So every day that I am walking through the streets of Sinsina, it takes me maybe half an hour to get from one place to another only a block away - because in Mali, you have to greet every single person you walk past and have an extended conversation inquiring about the status of every individual member of their family. Since most men have multiple wives, and all women have many, many, many children, this takes a very long time. How are you? And your wife? And your other wife? And Bagary? And Bintu? And Adama? And Moussa? And Salif? And Umu? etc. etc. etc. If you walk past someone and don't have this conversation - even if you just had it with them 15 minutes ago - then people will think that you are extremely rude. And thus I have the same conversation maybe 100 times every day. Its endearing that the Bambara people are so sociable, and at times I wish Americans would care so much about their neighbors, but when you really have to go to the bathroom in a very explosive manner and there are a dozen women sitting in the street cooking millet between you and your designated bodily waste receptacle area who all want to know about each and every one of your 13 siblings, this institution of Malian culture is often very... inconvenient.

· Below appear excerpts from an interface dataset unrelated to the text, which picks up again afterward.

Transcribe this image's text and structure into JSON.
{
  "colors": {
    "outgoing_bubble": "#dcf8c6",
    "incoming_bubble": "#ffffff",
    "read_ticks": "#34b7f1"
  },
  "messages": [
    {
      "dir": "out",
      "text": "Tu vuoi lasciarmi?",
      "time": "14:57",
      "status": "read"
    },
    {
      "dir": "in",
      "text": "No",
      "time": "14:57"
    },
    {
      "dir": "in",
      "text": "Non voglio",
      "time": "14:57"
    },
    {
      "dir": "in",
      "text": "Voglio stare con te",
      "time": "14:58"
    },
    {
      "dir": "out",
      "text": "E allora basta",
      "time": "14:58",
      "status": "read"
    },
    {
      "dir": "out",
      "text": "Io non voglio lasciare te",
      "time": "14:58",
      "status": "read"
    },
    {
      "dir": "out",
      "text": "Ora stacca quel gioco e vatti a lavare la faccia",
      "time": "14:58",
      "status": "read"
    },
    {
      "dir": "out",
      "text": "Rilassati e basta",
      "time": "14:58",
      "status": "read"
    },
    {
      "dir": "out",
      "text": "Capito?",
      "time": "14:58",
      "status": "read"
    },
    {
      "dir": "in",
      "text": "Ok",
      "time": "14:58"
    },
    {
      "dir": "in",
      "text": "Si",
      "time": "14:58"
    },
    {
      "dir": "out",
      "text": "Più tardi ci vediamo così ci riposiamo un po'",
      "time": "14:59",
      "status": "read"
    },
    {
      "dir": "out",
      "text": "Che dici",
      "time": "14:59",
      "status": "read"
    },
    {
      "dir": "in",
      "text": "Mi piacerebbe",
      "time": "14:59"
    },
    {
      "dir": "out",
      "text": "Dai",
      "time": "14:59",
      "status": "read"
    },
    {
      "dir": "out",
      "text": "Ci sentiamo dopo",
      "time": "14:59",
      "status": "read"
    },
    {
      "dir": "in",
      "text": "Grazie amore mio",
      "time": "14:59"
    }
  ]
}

And also, while I am standing there in the musty road greeting people, every 20 paces or so I am mobbed by a crowd of children. And they all want to shake my hand. It wouldn't be so terrifying if kids' hands weren't as a rule absolutely filthy all the time. You see, the kids in my neighborhood really like playing with dirt, mud, dried cow pies and dead animals. This one kid was taking a whiz on the side of a wall, sees me, and comes over squealing with delight that he was going to have a chance to shake my hand. Ew. And if I didn't, then he would tell everyone in town how rude I was - so I had to think of a really crafty solution.
Hm... I eat food with my fingers. Little kids' pee on his fingers, transmitted to my fingers - Bad. What part of my hand never goes in my mouth... Um... My knuckles! Hey, I wonder how Barack Obama's speech in Denver went last night? Mmm... Barack Obama... THAT'S IT!!!!
So, I taught the little kids in Sinsina about Barack and Michelle Obama's "fist bump", otherwise known by FoxNews as a "terrorist fist jab". "This is how the new President of America shakes hands! He only touches other people's urine-free knuckles!"
So now all the kids know that if they want to shake hands with me, they have to punch my fist. The kids really seem to love it, because the Tubab is letting us punch him! This is ten times more fun than handshakes! It worked really well, until a mob of kids are punching my fist giddily and one 3-year-old girl 2 feet shorter than all of her peers joins in in. And she runs over and punches me right in the balls.
I did my best to explain in Bambara that Barack Obama doesn't punch people below the belt. Only Republicans do that.
Judy Clarke: How to Save a Life - Vanity Fair has an excellent new profile of Judy Clarke. My favorite line, and it is not an exaggeration: Her record defending the indefensible speaks for ...